John Bew’s cover story (“The tragic cycle”, 15 August), for me, ironically contained its own tragic repetition of a popular view of the west’s role in the Middle East as essentially benign and well intentioned. Almost nothing was said of the true drivers of policy, namely oil and Israel.
If the west were really playing the part of “world policeman” that Bew seems to imply, and which underpins almost all media analysis in the west, things might be different. The Saudi regime would have been called to account for financing extremist teachers and terrorists; Israel would be identified as an undemocratic state and brought to a point where, like South Africa, it had to decolonise; real pressure would have been exerted to democratise the Gulf states; no prisoners would have been rendered for torture; and so on.
We loudly trumpet our humanitarian credentials and send emergency aid, then revert to arms sales and backing for those who do our bidding. I fear Bew mistakes rhetoric for policy: the policy has been quite other.
Arabists and peace
Jon Bew discusses the possible advantages and disadvantages of the Sykes-Picot Agreement versus the Arabist notion of an Arab empire. Might the answer have been for all western powers to have resisted the urge to make money out of arms deals with this most unstable area – and, instead, to have sold items of peace and cohesion such as developed transport systems and educational tools?
This is something we could have done again over the past ten years, rather than picking out extremist elements to obliterate.
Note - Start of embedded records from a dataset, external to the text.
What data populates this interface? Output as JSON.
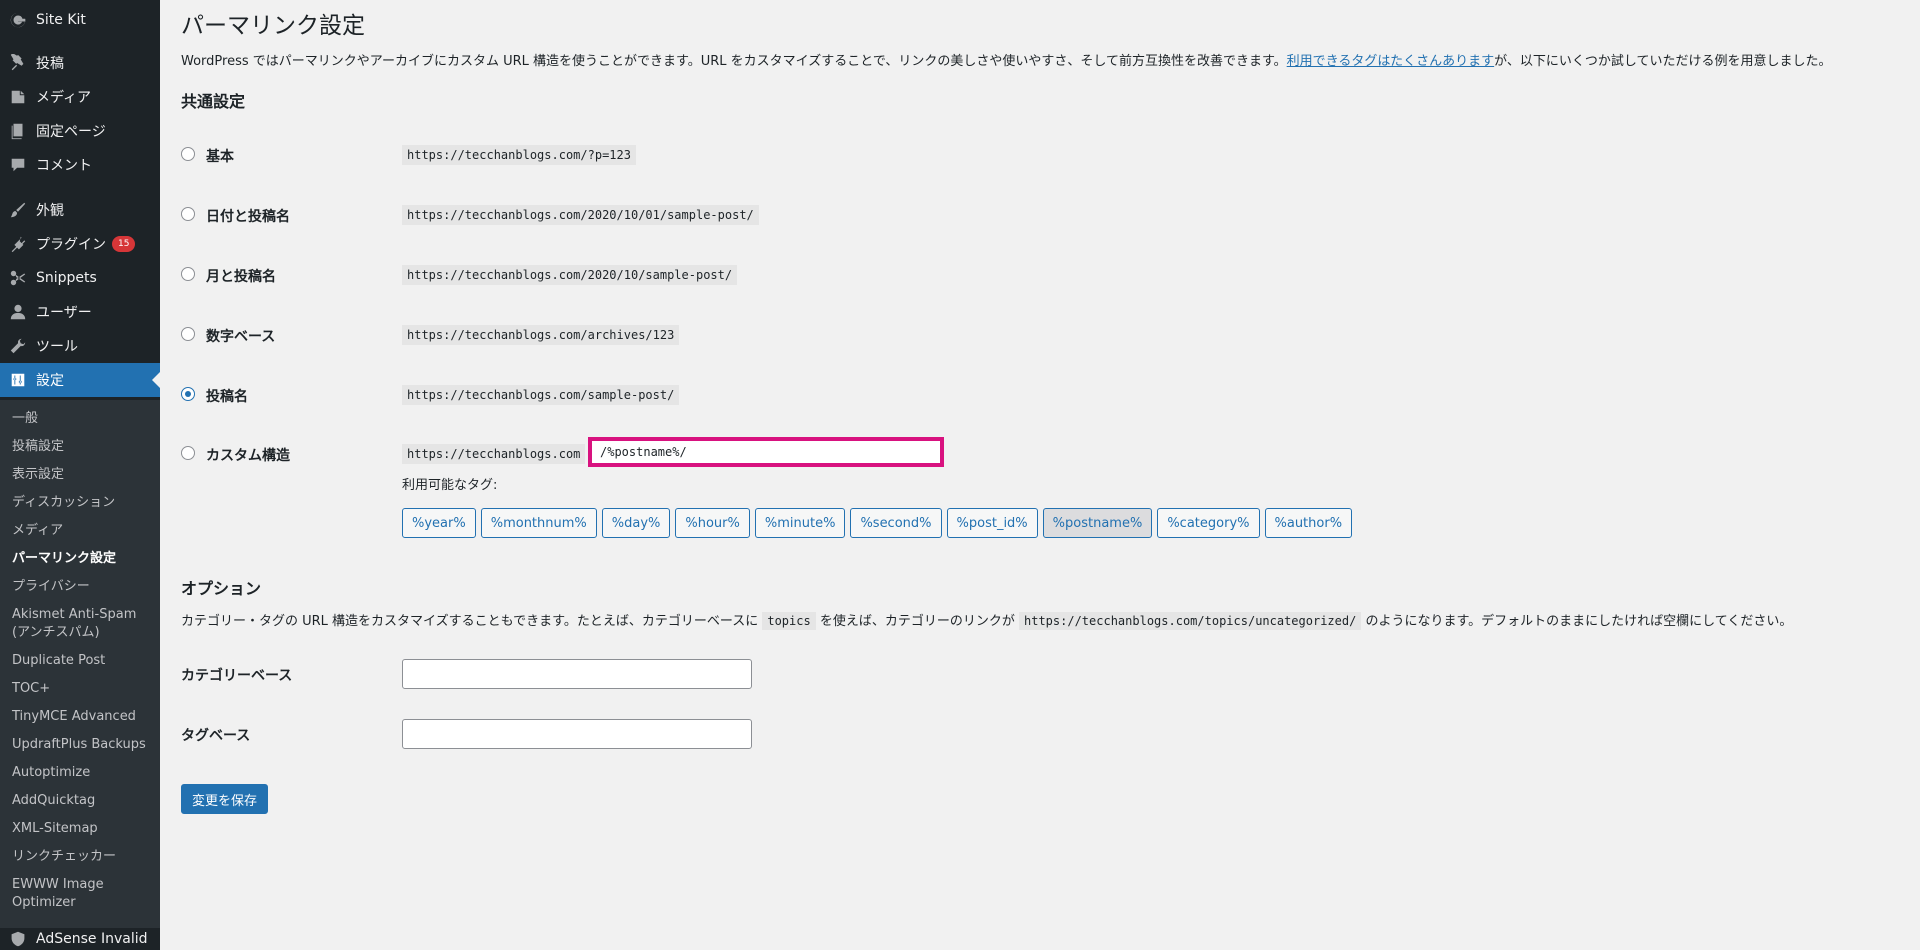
{
  "sidebar": {
    "top_item": "Site Kit",
    "items": [
      {
        "label": "投稿"
      },
      {
        "label": "メディア"
      },
      {
        "label": "固定ページ"
      },
      {
        "label": "コメント"
      },
      {
        "label": "外観"
      },
      {
        "label": "プラグイン",
        "badge": "15"
      },
      {
        "label": "Snippets"
      },
      {
        "label": "ユーザー"
      },
      {
        "label": "ツール"
      },
      {
        "label": "設定"
      }
    ],
    "submenu": [
      "一般",
      "投稿設定",
      "表示設定",
      "ディスカッション",
      "メディア",
      "パーマリンク設定",
      "プライバシー",
      "Akismet Anti-Spam (アンチスパム)",
      "Duplicate Post",
      "TOC+",
      "TinyMCE Advanced",
      "UpdraftPlus Backups",
      "Autoptimize",
      "AddQuicktag",
      "XML-Sitemap",
      "リンクチェッカー",
      "EWWW Image Optimizer"
    ],
    "bottom_item": "AdSense Invalid"
  },
  "page": {
    "title": "パーマリンク設定",
    "intro_before": "WordPress ではパーマリンクやアーカイブにカスタム URL 構造を使うことができます。URL をカスタマイズすることで、リンクの美しさや使いやすさ、そして前方互換性を改善できます。",
    "intro_link": "利用できるタグはたくさんあります",
    "intro_after": "が、以下にいくつか試していただける例を用意しました。"
  },
  "common": {
    "heading": "共通設定",
    "options": [
      {
        "label": "基本",
        "url": "https://tecchanblogs.com/?p=123",
        "checked": false
      },
      {
        "label": "日付と投稿名",
        "url": "https://tecchanblogs.com/2020/10/01/sample-post/",
        "checked": false
      },
      {
        "label": "月と投稿名",
        "url": "https://tecchanblogs.com/2020/10/sample-post/",
        "checked": false
      },
      {
        "label": "数字ベース",
        "url": "https://tecchanblogs.com/archives/123",
        "checked": false
      },
      {
        "label": "投稿名",
        "url": "https://tecchanblogs.com/sample-post/",
        "checked": true
      }
    ],
    "custom": {
      "label": "カスタム構造",
      "base_url": "https://tecchanblogs.com",
      "value": "/%postname%/",
      "available_tags_label": "利用可能なタグ:",
      "tags": [
        "%year%",
        "%monthnum%",
        "%day%",
        "%hour%",
        "%minute%",
        "%second%",
        "%post_id%",
        "%postname%",
        "%category%",
        "%author%"
      ],
      "active_tag": "%postname%"
    }
  },
  "options_section": {
    "heading": "オプション",
    "desc_1": "カテゴリー・タグの URL 構造をカスタマイズすることもできます。たとえば、カテゴリーベースに",
    "desc_code_1": "topics",
    "desc_2": "を使えば、カテゴリーのリンクが",
    "desc_code_2": "https://tecchanblogs.com/topics/uncategorized/",
    "desc_3": "のようになります。デフォルトのままにしたければ空欄にしてください。",
    "category_base_label": "カテゴリーベース",
    "category_base_value": "",
    "tag_base_label": "タグベース",
    "tag_base_value": ""
  },
  "save_button": "変更を保存",
  "colors": {
    "accent": "#2271b1",
    "sidebar_bg": "#1d2327",
    "highlight_border": "#d8127f",
    "badge": "#d63638"
  }
}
In his Letter of the Week (15 August), John Gillingham writes about the Egyptian and Israeli landward and seaward blockades of Gaza. It would be interesting to know how the importation of Iranian missiles is managing to avoid these blockades. If the rockets can get in so, too, can the essential supplies “necessary to maintain life and rebuild shattered infrastructure”.
Warnings of war
Thank you, Laurie Penny, for writing about the First World War (In the Red, 8 August) and the journalists threatened with the firing squad if they told the truth in their despatches. It was evident to me, an unqualified working-class young man conscripted at 18, that after 12 months’ training I would end up in the trenches of the Korean war. I had a year to imagine what that might be like, based on what I had read and my father’s comments about the Great War (he was gassed at Ypres but survived). The brass plaques in the regimental church stimulated my imagination further.
We need such journalists to explain the crass manner in which the elite represent the war and, by extension, will try to do so again. That includes my beloved BBC!
Dan Hancox is correct (Observations, 15 August) in saying that George Galloway “seemed to go far beyond . . . the policies of the BDS (boycott, divestment and sanctions) movement against Israel”. Hancox writes that Galloway’s rhetoric “sounded sinisterly close to an attempt to establish Bradford as Judenrein – literally, ‘clean of Jews’ ”.
As a Jew, I am concerned about anti-Semitism. But I and many other Jews, including some Holocaust survivors, oppose Israel’s actions and support BDS. Apologists for Israel are desperate to find traces of anti-Semitism in the boycott campaign. But it is they, not supporters of BDS, who conflate Israel with Jews worldwide. The boycott is against the Israeli state and economy, not against Israeli citizens and not against Jews.
I have no intention of being an apologist for George Galloway but I think he was misrepresented by Dan Hancox. Galloway’s diatribe was surely aimed at the present state of Israel, not at Jews. His appeal for a boycott of “Israeli” goods is on a par with that on South Africa under apartheid. Or am I being naive?
Writing the Self
I remember the tale about Graham Greene coming second in a New Statesman competition to write a piece “in the style of Graham Greene”. So, on seeing “Will Self’s” irritating and bizarrely opaque astrology column on 8 August, I thought: “Hello, here we go again!” Until I came to the non-word “statis” under “Virgo”. If this wasn’t a simple subbing error, subsequent exchanges between the comp setter (J Seery), the winner (Michael McManus) and the maltreated Will might make a good subject for a new competition.
Wasn’t Miriam O’Reilly sacked from Countryfile for not being young enough (The Critics, 25 July)? Also Michaela Strachan, Juliet Morris, Charlotte Smith? Should not this candy-sweetened confection of what the BBC thinks happens in the countryside finally be consigned to the grave?
C H Johnson
Fields of fortune
I was late reading Ed Smith’s support for Alastair Cook’s captaincy skills (Left Field, 8 August). Never has the juxtaposition of Smith’s column and the title of his own book, Luck, been more appropriate.
Cook no doubt deserves praise but fortune plays an important part in sport. What might have been the outcome if a straightforward catch early in his innings had been secured and not dropped by Ravindra Jadeja?